#### How to complete this task:
For this exercise, retype all the data exactly and exclude every image.

#### Provided material:
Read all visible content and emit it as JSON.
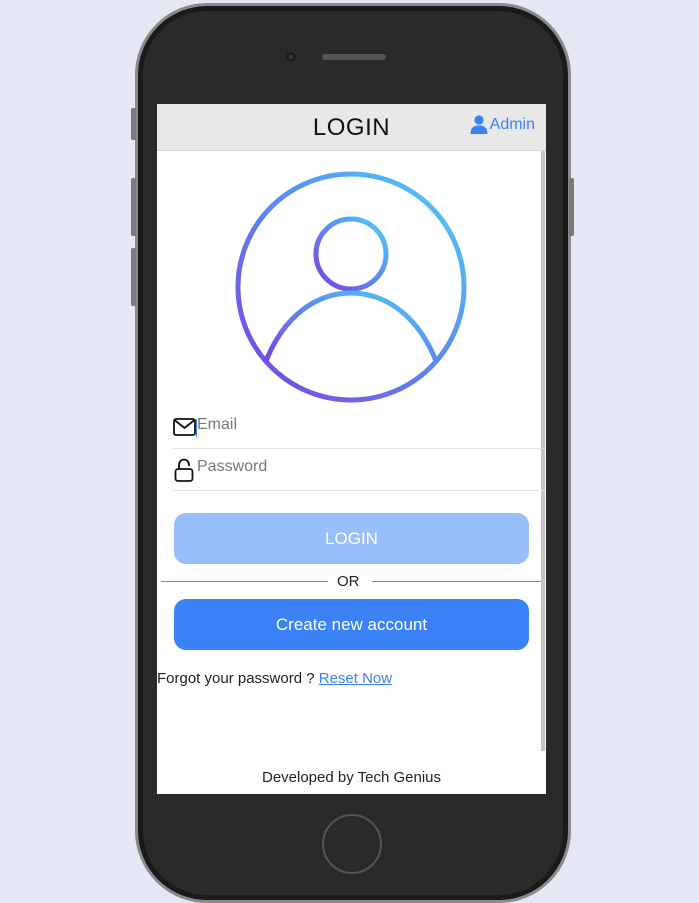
{
  "header": {
    "title": "LOGIN",
    "admin_label": "Admin"
  },
  "form": {
    "email_placeholder": "Email",
    "password_placeholder": "Password",
    "login_label": "LOGIN",
    "or_label": "OR",
    "create_account_label": "Create new account"
  },
  "forgot": {
    "text": "Forgot your password ?",
    "link_label": "Reset Now"
  },
  "footer": {
    "text": "Developed by Tech Genius"
  },
  "colors": {
    "accent": "#3b82f6",
    "login_button_disabled": "#98bff9",
    "avatar_gradient_start": "#7b3fe4",
    "avatar_gradient_end": "#4fc8f5",
    "page_background": "#e5e8f4"
  },
  "icons": {
    "admin": "user-icon",
    "avatar": "user-circle-icon",
    "email": "envelope-icon",
    "password": "lock-icon"
  }
}
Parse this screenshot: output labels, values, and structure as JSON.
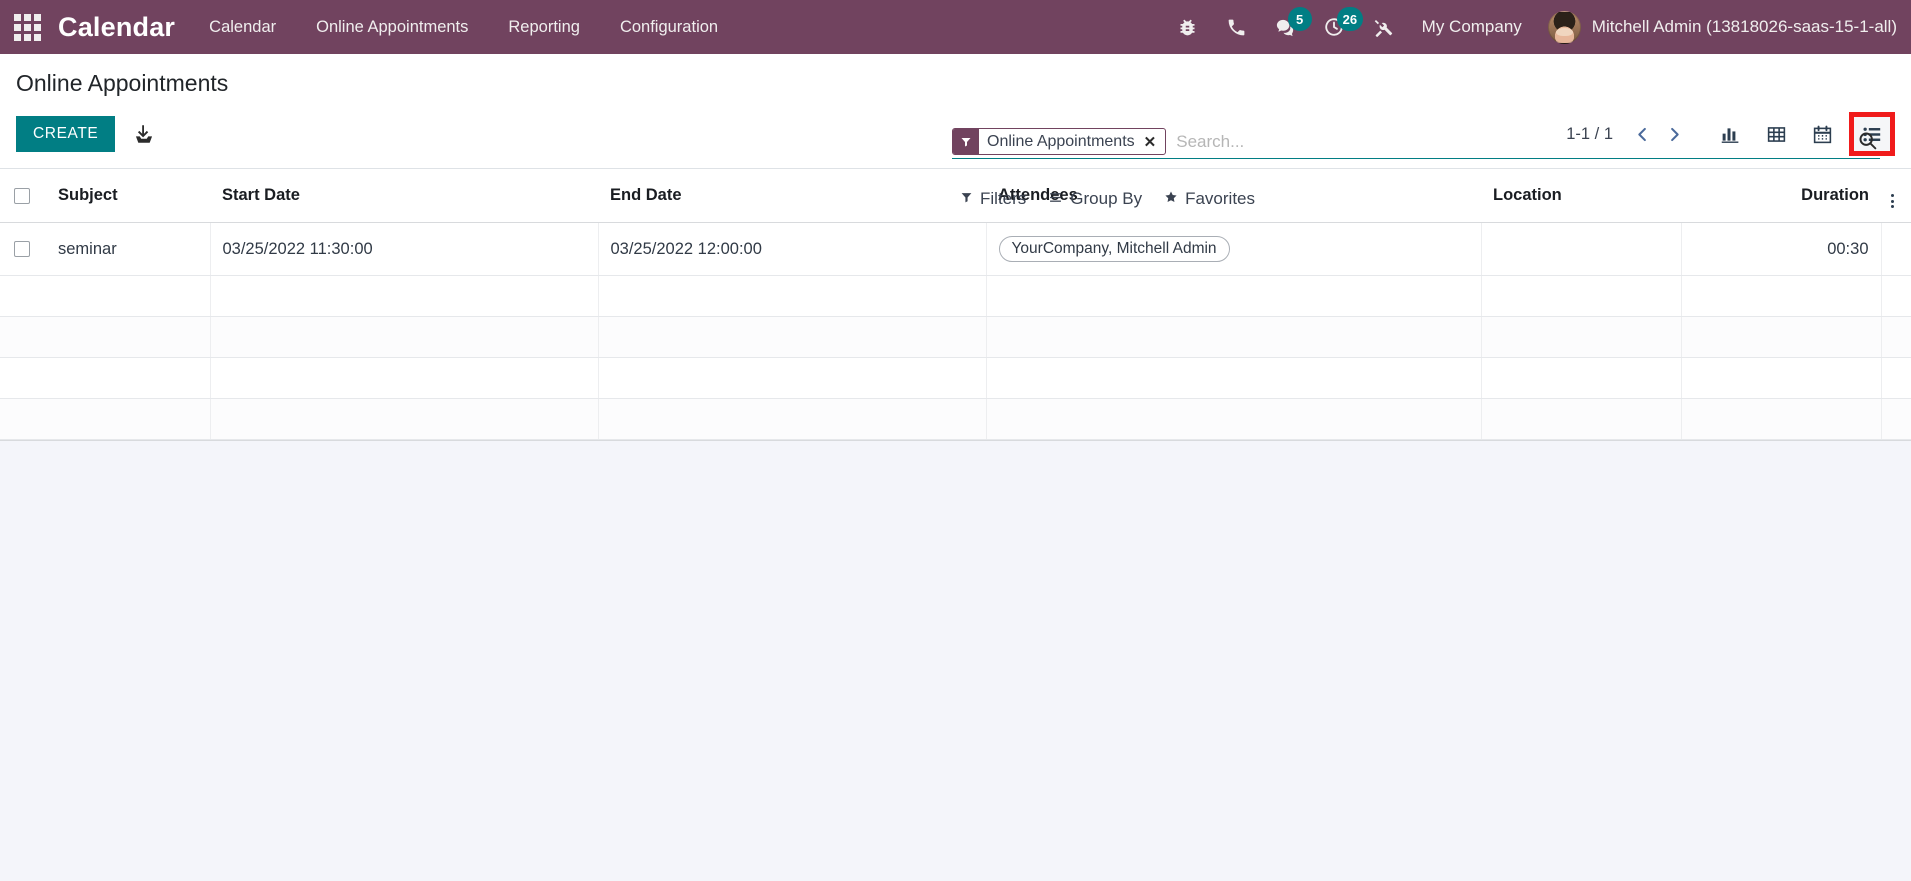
{
  "navbar": {
    "apps_icon": "apps-grid-icon",
    "brand": "Calendar",
    "menu_items": [
      {
        "label": "Calendar"
      },
      {
        "label": "Online Appointments"
      },
      {
        "label": "Reporting"
      },
      {
        "label": "Configuration"
      }
    ],
    "icons": [
      {
        "name": "bug-icon",
        "badge": null
      },
      {
        "name": "phone-icon",
        "badge": null
      },
      {
        "name": "messages-icon",
        "badge": "5"
      },
      {
        "name": "activities-clock-icon",
        "badge": "26"
      },
      {
        "name": "tools-wrench-icon",
        "badge": null
      }
    ],
    "company": "My Company",
    "user": "Mitchell Admin (13818026-saas-15-1-all)",
    "bg_color": "#71435F",
    "badge_color": "#017E84"
  },
  "control_panel": {
    "title": "Online Appointments",
    "create_label": "CREATE",
    "create_color": "#017E84",
    "import_icon": "import-download-icon",
    "search": {
      "facet_label": "Online Appointments",
      "facet_icon": "filter-funnel-icon",
      "facet_close": "×",
      "placeholder": "Search...",
      "value": "",
      "search_icon": "search-icon"
    },
    "dropdowns": [
      {
        "label": "Filters",
        "icon": "filter-funnel-icon"
      },
      {
        "label": "Group By",
        "icon": "group-lines-icon"
      },
      {
        "label": "Favorites",
        "icon": "star-icon"
      }
    ],
    "pager": {
      "count": "1-1 / 1",
      "prev_icon": "chevron-left-icon",
      "next_icon": "chevron-right-icon"
    },
    "views": [
      {
        "name": "graph-view-icon",
        "active": false
      },
      {
        "name": "pivot-view-icon",
        "active": false
      },
      {
        "name": "calendar-view-icon",
        "active": false
      },
      {
        "name": "list-view-icon",
        "active": true
      }
    ],
    "highlight_color": "#F01B1B"
  },
  "list": {
    "columns": [
      {
        "label": "Subject",
        "align": "left"
      },
      {
        "label": "Start Date",
        "align": "left"
      },
      {
        "label": "End Date",
        "align": "left"
      },
      {
        "label": "Attendees",
        "align": "left"
      },
      {
        "label": "Location",
        "align": "left"
      },
      {
        "label": "Duration",
        "align": "right"
      }
    ],
    "optional_columns_icon": "vertical-dots-icon",
    "rows": [
      {
        "subject": "seminar",
        "start_date": "03/25/2022 11:30:00",
        "end_date": "03/25/2022 12:00:00",
        "attendees": "YourCompany, Mitchell Admin",
        "location": "",
        "duration": "00:30"
      }
    ],
    "empty_row_count": 4
  }
}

#### Written reply:
Read all visible content and emit it as JSON.
{
  "header": {
    "title": "LOGIN",
    "admin_label": "Admin"
  },
  "form": {
    "email_placeholder": "Email",
    "password_placeholder": "Password",
    "login_label": "LOGIN",
    "or_label": "OR",
    "create_account_label": "Create new account"
  },
  "forgot": {
    "text": "Forgot your password ?",
    "link_label": "Reset Now"
  },
  "footer": {
    "text": "Developed by Tech Genius"
  },
  "colors": {
    "accent": "#3b82f6",
    "login_button_disabled": "#98bff9",
    "avatar_gradient_start": "#7b3fe4",
    "avatar_gradient_end": "#4fc8f5",
    "page_background": "#e5e8f4"
  },
  "icons": {
    "admin": "user-icon",
    "avatar": "user-circle-icon",
    "email": "envelope-icon",
    "password": "lock-icon"
  }
}
Parse this screenshot: output labels, values, and structure as JSON.
{
  "navbar": {
    "apps_icon": "apps-grid-icon",
    "brand": "Calendar",
    "menu_items": [
      {
        "label": "Calendar"
      },
      {
        "label": "Online Appointments"
      },
      {
        "label": "Reporting"
      },
      {
        "label": "Configuration"
      }
    ],
    "icons": [
      {
        "name": "bug-icon",
        "badge": null
      },
      {
        "name": "phone-icon",
        "badge": null
      },
      {
        "name": "messages-icon",
        "badge": "5"
      },
      {
        "name": "activities-clock-icon",
        "badge": "26"
      },
      {
        "name": "tools-wrench-icon",
        "badge": null
      }
    ],
    "company": "My Company",
    "user": "Mitchell Admin (13818026-saas-15-1-all)",
    "bg_color": "#71435F",
    "badge_color": "#017E84"
  },
  "control_panel": {
    "title": "Online Appointments",
    "create_label": "CREATE",
    "create_color": "#017E84",
    "import_icon": "import-download-icon",
    "search": {
      "facet_label": "Online Appointments",
      "facet_icon": "filter-funnel-icon",
      "facet_close": "×",
      "placeholder": "Search...",
      "value": "",
      "search_icon": "search-icon"
    },
    "dropdowns": [
      {
        "label": "Filters",
        "icon": "filter-funnel-icon"
      },
      {
        "label": "Group By",
        "icon": "group-lines-icon"
      },
      {
        "label": "Favorites",
        "icon": "star-icon"
      }
    ],
    "pager": {
      "count": "1-1 / 1",
      "prev_icon": "chevron-left-icon",
      "next_icon": "chevron-right-icon"
    },
    "views": [
      {
        "name": "graph-view-icon",
        "active": false
      },
      {
        "name": "pivot-view-icon",
        "active": false
      },
      {
        "name": "calendar-view-icon",
        "active": false
      },
      {
        "name": "list-view-icon",
        "active": true
      }
    ],
    "highlight_color": "#F01B1B"
  },
  "list": {
    "columns": [
      {
        "label": "Subject",
        "align": "left"
      },
      {
        "label": "Start Date",
        "align": "left"
      },
      {
        "label": "End Date",
        "align": "left"
      },
      {
        "label": "Attendees",
        "align": "left"
      },
      {
        "label": "Location",
        "align": "left"
      },
      {
        "label": "Duration",
        "align": "right"
      }
    ],
    "optional_columns_icon": "vertical-dots-icon",
    "rows": [
      {
        "subject": "seminar",
        "start_date": "03/25/2022 11:30:00",
        "end_date": "03/25/2022 12:00:00",
        "attendees": "YourCompany, Mitchell Admin",
        "location": "",
        "duration": "00:30"
      }
    ],
    "empty_row_count": 4
  }
}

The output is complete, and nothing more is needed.